And this morning, we found out that Namak has had a lady-love all along: he came to our door and inquired very bashfully if it would be all right to bring someone to see his son. A girl as graceful as Khanu, enough like her that they’re likely to be ultimately from the same stock though they will probably both deny it. Gifted, too, though untrained as the Síthi are. He introduced her as Ataiyu but addressed her as Tala. I recognised the way she looked at him– the way Ayneth looks at me. I’ll never again be afraid that Ayneth may be in love with Namak, or he with her.
When the girl had left we wormed it out of Namak that she’s Ataiyu Semadis, from one of the old temple families. “Well, marry her already!” I said, “if she’s from the old families she’s noble enough for you!” But the problem seems to be that according to her family he isn’t noble enough for her. For a temple woman to marry a military man is a big step down, virtually unheard-of. I was going to write “I’ll have to go there and meddle” but I think it’s Ayneth’s call to meddle, after all as sister of the king of Valdyas and mother of the heir of Aumen Síth she has the better papers.
Namak asked me again to marry him as well, because then he really would have the four wives you suggested: one to bear his heirs, one to handle his affairs, one he loves, and one to keep his first wife happy. But Ayneth assures me that she is completely happy with the situation as it is, so I have again said no.
You’ll probably think me an old busybody, but for some reason I’ve been thinking of Lenay a lot. I don’t know who is baron there now, and I don’t really care, but I do suggest you appoint a steward at the castle who can be a force of stability as barons come and go (for that is what Lenay is like, unfortunately). Specifically, if he will have the post, you might appoint Ainei Eldan, Moryn’s half-brother; he’s not suited for baron, it would be a waste of his talents and moreover he’s far too self-effacing for that, but he could, literally, hold the fort for you. I’d like there to still be a castle of Lenay to spend an autumn, a winter and a spring when I’m so old that I don’t expect to travel any more after that one time.

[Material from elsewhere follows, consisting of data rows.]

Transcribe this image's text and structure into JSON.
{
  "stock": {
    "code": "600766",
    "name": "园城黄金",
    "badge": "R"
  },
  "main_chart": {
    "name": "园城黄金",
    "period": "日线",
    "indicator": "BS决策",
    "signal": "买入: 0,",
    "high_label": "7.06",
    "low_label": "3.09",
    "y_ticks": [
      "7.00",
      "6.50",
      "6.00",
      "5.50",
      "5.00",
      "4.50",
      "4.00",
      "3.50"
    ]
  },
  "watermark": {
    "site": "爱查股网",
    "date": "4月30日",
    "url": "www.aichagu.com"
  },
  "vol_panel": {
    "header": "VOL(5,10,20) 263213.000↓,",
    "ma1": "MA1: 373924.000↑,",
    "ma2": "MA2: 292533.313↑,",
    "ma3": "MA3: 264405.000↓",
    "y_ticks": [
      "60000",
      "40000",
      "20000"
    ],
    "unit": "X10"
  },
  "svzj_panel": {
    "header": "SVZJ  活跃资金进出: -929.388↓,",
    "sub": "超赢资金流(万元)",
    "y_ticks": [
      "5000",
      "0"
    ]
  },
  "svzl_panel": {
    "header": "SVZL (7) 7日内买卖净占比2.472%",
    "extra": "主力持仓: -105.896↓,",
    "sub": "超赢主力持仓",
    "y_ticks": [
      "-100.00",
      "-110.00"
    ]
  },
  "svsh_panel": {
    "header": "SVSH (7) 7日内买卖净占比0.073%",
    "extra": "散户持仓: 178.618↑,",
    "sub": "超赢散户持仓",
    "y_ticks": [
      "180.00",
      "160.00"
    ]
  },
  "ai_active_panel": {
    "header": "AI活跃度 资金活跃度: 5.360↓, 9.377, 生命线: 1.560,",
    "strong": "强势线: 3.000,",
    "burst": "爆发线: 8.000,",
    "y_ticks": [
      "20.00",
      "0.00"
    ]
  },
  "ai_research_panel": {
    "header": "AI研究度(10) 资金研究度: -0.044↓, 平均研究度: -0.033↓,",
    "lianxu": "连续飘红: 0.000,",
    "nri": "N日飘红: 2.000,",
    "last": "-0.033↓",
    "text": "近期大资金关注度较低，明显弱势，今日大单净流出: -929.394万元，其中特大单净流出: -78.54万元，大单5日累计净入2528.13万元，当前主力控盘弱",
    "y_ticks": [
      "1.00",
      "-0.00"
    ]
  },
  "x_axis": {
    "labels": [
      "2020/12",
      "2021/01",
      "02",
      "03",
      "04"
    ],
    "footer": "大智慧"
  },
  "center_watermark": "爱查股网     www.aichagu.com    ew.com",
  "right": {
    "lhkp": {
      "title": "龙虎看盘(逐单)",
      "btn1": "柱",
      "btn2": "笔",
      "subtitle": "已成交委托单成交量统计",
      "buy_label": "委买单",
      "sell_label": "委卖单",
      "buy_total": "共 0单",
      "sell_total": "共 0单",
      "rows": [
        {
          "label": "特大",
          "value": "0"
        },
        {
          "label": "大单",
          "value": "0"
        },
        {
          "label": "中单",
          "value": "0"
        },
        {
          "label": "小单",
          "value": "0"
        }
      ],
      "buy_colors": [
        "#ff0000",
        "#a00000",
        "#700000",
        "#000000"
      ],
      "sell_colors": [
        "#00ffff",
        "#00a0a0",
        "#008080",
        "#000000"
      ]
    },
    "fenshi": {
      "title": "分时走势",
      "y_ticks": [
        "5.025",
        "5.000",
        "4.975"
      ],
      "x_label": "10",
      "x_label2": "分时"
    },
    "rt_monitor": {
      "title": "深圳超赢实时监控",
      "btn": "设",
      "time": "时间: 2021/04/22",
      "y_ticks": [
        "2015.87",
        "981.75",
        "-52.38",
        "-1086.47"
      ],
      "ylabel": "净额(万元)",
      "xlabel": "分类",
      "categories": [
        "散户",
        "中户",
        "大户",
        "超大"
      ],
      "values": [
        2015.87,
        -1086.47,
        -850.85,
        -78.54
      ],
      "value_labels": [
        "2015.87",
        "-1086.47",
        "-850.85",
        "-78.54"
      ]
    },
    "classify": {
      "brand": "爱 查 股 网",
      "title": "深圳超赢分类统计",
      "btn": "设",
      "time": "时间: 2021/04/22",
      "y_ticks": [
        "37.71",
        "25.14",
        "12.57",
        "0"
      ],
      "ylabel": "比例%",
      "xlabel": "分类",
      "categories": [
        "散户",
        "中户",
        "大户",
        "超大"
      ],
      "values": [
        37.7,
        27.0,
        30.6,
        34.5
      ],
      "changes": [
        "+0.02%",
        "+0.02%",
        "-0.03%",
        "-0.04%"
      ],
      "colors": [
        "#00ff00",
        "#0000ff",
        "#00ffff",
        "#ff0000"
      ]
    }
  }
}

Not for some years though, don’t worry. Well, do worry about Lenyas, don’t worry about me.
Heartfelt greetings to you and yours,